- [Entries provided]:
※
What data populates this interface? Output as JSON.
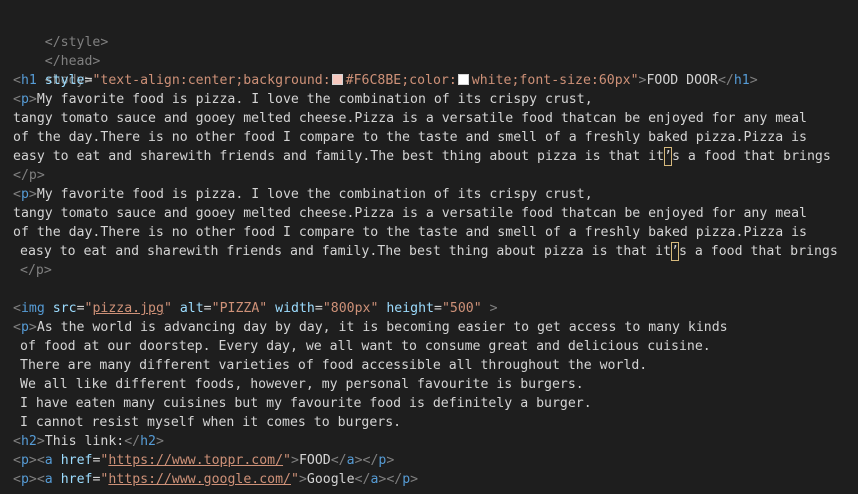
{
  "editor": {
    "lines": {
      "l1": "</style>",
      "l2": "</head>",
      "l3": "<body>",
      "l4": {
        "open": "<",
        "tag": "h1",
        "attr_style": "style",
        "eq": "=",
        "q_open": "\"text-align:center;background:",
        "color1": "#F6C8BE",
        "swatch1_color": "#F6C8BE",
        "mid": ";color:",
        "swatch2_color": "#FFFFFF",
        "color2": "white;font-size:60px\"",
        "close": ">",
        "text": "FOOD DOOR",
        "end_open": "</",
        "end_tag": "h1",
        "end_close": ">"
      },
      "p1": {
        "open": "<",
        "tag": "p",
        "close": ">",
        "line1": "My favorite food is pizza. I love the combination of its crispy crust,",
        "line2": "tangy tomato sauce and gooey melted cheese.Pizza is a versatile food thatcan be enjoyed for any meal",
        "line3": "of the day.There is no other food I compare to the taste and smell of a freshly baked pizza.Pizza is",
        "line4_a": "easy to eat and sharewith friends and family.The best thing about pizza is that it",
        "line4_apos": "’",
        "line4_b": "s a food that brings",
        "end": "</p>"
      },
      "p2": {
        "open": "<",
        "tag": "p",
        "close": ">",
        "line1": "My favorite food is pizza. I love the combination of its crispy crust,",
        "line2": "tangy tomato sauce and gooey melted cheese.Pizza is a versatile food thatcan be enjoyed for any meal",
        "line3": "of the day.There is no other food I compare to the taste and smell of a freshly baked pizza.Pizza is",
        "line4_a": "easy to eat and sharewith friends and family.The best thing about pizza is that it",
        "line4_apos": "’",
        "line4_b": "s a food that brings",
        "end": "</p>"
      },
      "img": {
        "open": "<",
        "tag": "img",
        "src_attr": "src",
        "src_val": "pizza.jpg",
        "alt_attr": "alt",
        "alt_val": "\"PIZZA\"",
        "width_attr": "width",
        "width_val": "\"800px\"",
        "height_attr": "height",
        "height_val": "\"500\"",
        "close": ">"
      },
      "p3": {
        "open": "<",
        "tag": "p",
        "close": ">",
        "line1": "As the world is advancing day by day, it is becoming easier to get access to many kinds",
        "line2": "of food at our doorstep. Every day, we all want to consume great and delicious cuisine.",
        "line3": "There are many different varieties of food accessible all throughout the world.",
        "line4": "We all like different foods, however, my personal favourite is burgers.",
        "line5": "I have eaten many cuisines but my favourite food is definitely a burger.",
        "line6": "I cannot resist myself when it comes to burgers."
      },
      "h2": {
        "open": "<",
        "tag": "h2",
        "close": ">",
        "text": "This link:",
        "end_open": "</",
        "end_tag": "h2",
        "end_close": ">"
      },
      "link1": {
        "href_attr": "href",
        "url": "https://www.toppr.com/",
        "text": "FOOD"
      },
      "link2": {
        "href_attr": "href",
        "url": "https://www.google.com/",
        "text": "Google"
      }
    }
  }
}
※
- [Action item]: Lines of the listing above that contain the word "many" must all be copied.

- [Problem solution]:
        "line1": "As the world is advancing day by day, it is becoming easier to get access to many kinds",
        "line3": "There are many different varieties of food accessible all throughout the world.",
        "line5": "I have eaten many cuisines but my favourite food is definitely a burger.",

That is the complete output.